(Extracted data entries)
##############################

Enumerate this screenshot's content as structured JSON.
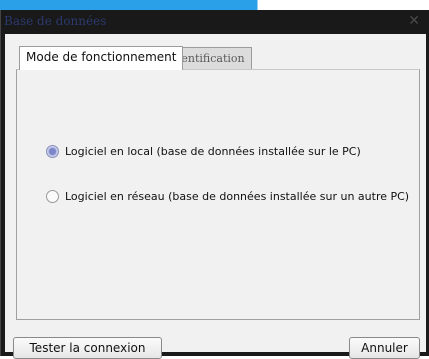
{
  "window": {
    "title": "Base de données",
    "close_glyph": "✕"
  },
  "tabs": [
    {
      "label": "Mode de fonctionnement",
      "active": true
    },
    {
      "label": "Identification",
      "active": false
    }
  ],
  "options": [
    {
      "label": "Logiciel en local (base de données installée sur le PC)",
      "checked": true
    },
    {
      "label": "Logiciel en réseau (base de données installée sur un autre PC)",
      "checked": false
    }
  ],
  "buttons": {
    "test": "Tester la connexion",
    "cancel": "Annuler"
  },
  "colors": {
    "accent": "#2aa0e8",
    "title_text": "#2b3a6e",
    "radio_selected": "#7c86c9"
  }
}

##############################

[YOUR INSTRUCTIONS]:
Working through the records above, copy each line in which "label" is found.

[OUTPUT]:
      "label": "Mode de fonctionnement",
      "label": "Identification",
      "label": "Logiciel en local (base de données installée sur le PC)",
      "label": "Logiciel en réseau (base de données installée sur un autre PC)",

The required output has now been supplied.